ASA rules “was” pricing claim by Watches of Switzerland as misleading
How long does it take for a lower price claim to become the “usual” selling price for a product? What if the previous higher price ran for three years, and the lower price is in place for ten months? Does this period of time negate the ability to use the higher price as a “was” price comparison?
An ad that included an old price as a “was” price, although used for three years prior, was deemed to be misleading by the ASA. The ruling held that ten months was enough time for the new discounted price to become the usual price for the goods and comparing against the older, higher price would mislead consumers and be in breach of the CAP Code.
Watches of Switzerland (WS), trading as Goldsmiths, sold jewellery and other items on their website www.goldsmiths. co.uk, which included a pair of “Mappin & Webb Fortune White Gold and Diamond Hoop Earrings” priced at £3,375. The price was listed next to an older “was” price of £7,500, which was crossed out.

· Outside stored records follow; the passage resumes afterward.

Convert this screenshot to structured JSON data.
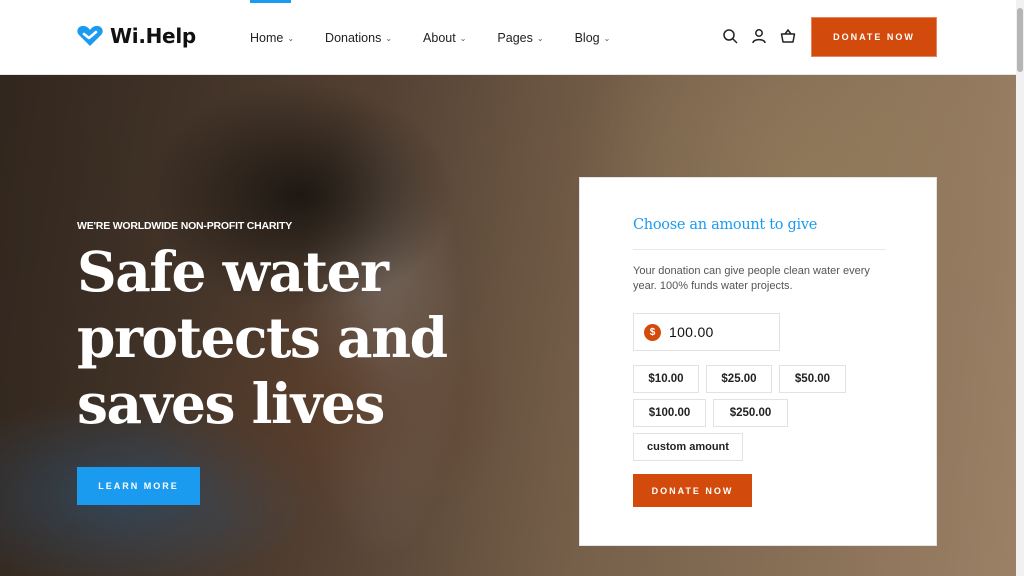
{
  "brand": {
    "name": "Wi.Help"
  },
  "nav": {
    "items": [
      {
        "label": "Home"
      },
      {
        "label": "Donations"
      },
      {
        "label": "About"
      },
      {
        "label": "Pages"
      },
      {
        "label": "Blog"
      }
    ],
    "donate_label": "DONATE NOW"
  },
  "hero": {
    "tagline": "WE'RE WORLDWIDE NON-PROFIT CHARITY",
    "headline": "Safe water protects and saves lives",
    "button_label": "LEARN MORE"
  },
  "donation_card": {
    "title": "Choose an amount to give",
    "description": "Your donation can give people clean water every year. 100% funds water projects.",
    "currency_symbol": "$",
    "amount": "100.00",
    "presets": [
      "$10.00",
      "$25.00",
      "$50.00",
      "$100.00",
      "$250.00"
    ],
    "custom_label": "custom amount",
    "donate_label": "DONATE NOW"
  },
  "colors": {
    "accent": "#1a9bf0",
    "brand_orange": "#d34b0c"
  }
}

A complaint was made that the savings claim for the earrings was misleading, as the purchaser had never seen them being sold at the old, higher price.
WS argued that the older retail price had fluctuated over the years due to the price of gold and diamonds, having first been advertised in 2013. The price of £7,500 was advertised during the period of November 2016 to December 2019. This had been the retail price for the three years prior to the earrings being bought by the complainant at the discounted price. They said that they followed the relevant pricing guidance and ensured that the full price had been advertised for a longer period than the discounted price, and the period during which the discounted price was offered was shorter than the period that the product was offered at the full price.
The ASA considered that consumers would understand from the ad that the usual price for the goods was £7,500 and that the advertised reduced price of £3,375 was the genuine level of savings they would achieve at that time. It considered that the ten months the earrings were advertised at the lower price was enough for it to establish that price as their usual selling price. Because of this, consumers would understand the higher price to still be
the usual price for the earrings and the savings claim would be misleading. The ASA therefore upheld the complaint and deemed WS had breached rules 3.1 and 3.17 of the CAP Code.
Why is this important?
The decision showcases that the ASA will enforce its rules against any price listings that are not genuine representations of the actual price of the goods at the time of the ad. This includes any old data that is used as a comparative tool to show any potential savings against a reduced price, particularly for any goods where the price fluctuates because of raw materials.
Any practical tips?
Beware sticking to the maxim that you can run a price comparison if the full price has been advertised for a longer period than the discounted price. Here the period during which the discounted price was offered was shorter than the period that the product was offered at the full price. However, ten months is a long time and it was enough for the lower price to be established as the “usual” selling price – thereby making the use of the higher price as a “was” price misleading.